Disrupting Energy: Why Accelerating Science and Technology is Disrupting the Future of Energy, Faster Than You Think!
The future belongs to those who are fast! That’s the mantra of futurist Jim Carroll — and nowhere has this become a reality faster than in the world of energy and utilities.
There is no doubt that the next phase of the world of energy involves the convergence of a variety of trends, each of which is significant on their own, but combined, provide an opportunity for massive disruption — and opportunity.
‘The era of massive hyper-connectivity at an industrial, commercial and residential level as a result of the acceleration of the Internet of things. The rapid advancement of energy science, particularly with battery storage, alternative energy sources, and other leading-edge technologies. Business model disruption through the fast arrival of technologies that support personal and local energy microgrids through backyard wind, solar, biomass, and other forms of energy generation. New demand and infrastructure requirements arise from such significant trends as smart cities, self-driving cars, and intelligent highway infrastructure. And then there are simple light poles — which are now becoming ‘fitbits for cities’ with embedded environmental sensors, car-charging technologies, Wi-Fi hotspot capability, and traffic management technologies!
But wait — there’s more! At M.I.T. they are even in the midst of research as to how to grow solar cells from plants!
That’s why no less than the Edison Energy Institute has stated that going forward, “The threats posed to the electric utility industry from disruptive forces, particularly distributed resources, have serious long-term implications for the traditional electric utility business model and investor opportunities.”

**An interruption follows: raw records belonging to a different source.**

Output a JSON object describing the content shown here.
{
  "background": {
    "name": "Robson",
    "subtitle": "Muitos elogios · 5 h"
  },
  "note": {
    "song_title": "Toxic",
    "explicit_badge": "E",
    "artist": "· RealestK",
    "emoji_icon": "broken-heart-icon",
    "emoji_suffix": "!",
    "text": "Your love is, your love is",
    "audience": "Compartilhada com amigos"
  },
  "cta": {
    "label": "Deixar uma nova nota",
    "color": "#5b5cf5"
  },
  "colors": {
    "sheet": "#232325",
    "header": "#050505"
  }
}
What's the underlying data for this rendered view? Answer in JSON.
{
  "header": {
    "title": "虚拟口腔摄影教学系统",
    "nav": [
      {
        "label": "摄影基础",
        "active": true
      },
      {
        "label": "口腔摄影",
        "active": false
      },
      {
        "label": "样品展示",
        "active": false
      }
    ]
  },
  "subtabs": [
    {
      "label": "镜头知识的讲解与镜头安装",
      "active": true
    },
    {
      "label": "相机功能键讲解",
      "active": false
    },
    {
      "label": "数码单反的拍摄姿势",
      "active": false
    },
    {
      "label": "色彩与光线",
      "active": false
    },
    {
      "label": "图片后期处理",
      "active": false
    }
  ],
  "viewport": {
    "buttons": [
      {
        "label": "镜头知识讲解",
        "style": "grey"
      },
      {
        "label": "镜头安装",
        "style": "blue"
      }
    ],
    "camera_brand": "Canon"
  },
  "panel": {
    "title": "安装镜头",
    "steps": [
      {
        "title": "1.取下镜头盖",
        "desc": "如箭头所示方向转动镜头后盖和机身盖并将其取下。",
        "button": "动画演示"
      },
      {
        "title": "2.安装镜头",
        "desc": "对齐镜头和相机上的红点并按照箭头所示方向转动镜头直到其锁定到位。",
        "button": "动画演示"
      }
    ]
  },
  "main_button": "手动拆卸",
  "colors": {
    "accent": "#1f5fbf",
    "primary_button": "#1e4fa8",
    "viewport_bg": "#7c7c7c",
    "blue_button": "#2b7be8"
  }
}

Leading energy organizations worldwide have been booking global futurist Jim Carroll for his insight on the accelerating trends which are redefining the global energy and utility sector at a blistering pace today. We will see more change in the energy industry in the next 10 years than we have seen in the last 100 – are you ready?
The Disruption, Transformation and
Reinvention of Manufacturing
The reality of manufacturing today is that there is a big opportunity that comes from aligning to fast-paced trends. What a time for innovation opportunity, and for insight from a great keynote that really puts all of these trends into perspective. Futurist Jim Carroll takes you on a voyage about the current and future opportunities in the world of manufacturing. Some of the largest manufacturing and industrial organizations in the world have engaged Jim to help them think about opportunities for innovation. Jim recently keynoted the IMX – Interactive Manufacturing Exchange Congress in Las Vegas with an audience of over 2,000 senior manufacturing executives, and the BigM Manufacturing Summit in Detroit, as well as the American Manufacturing Summit in the same city. Jim’s other manufacturing and industrial clients include • Magna International • United Technologies • Camstar Systems • Genesis Systems Robotics Siemens • PPG • Chrysler • Caterpillar • and many, many more.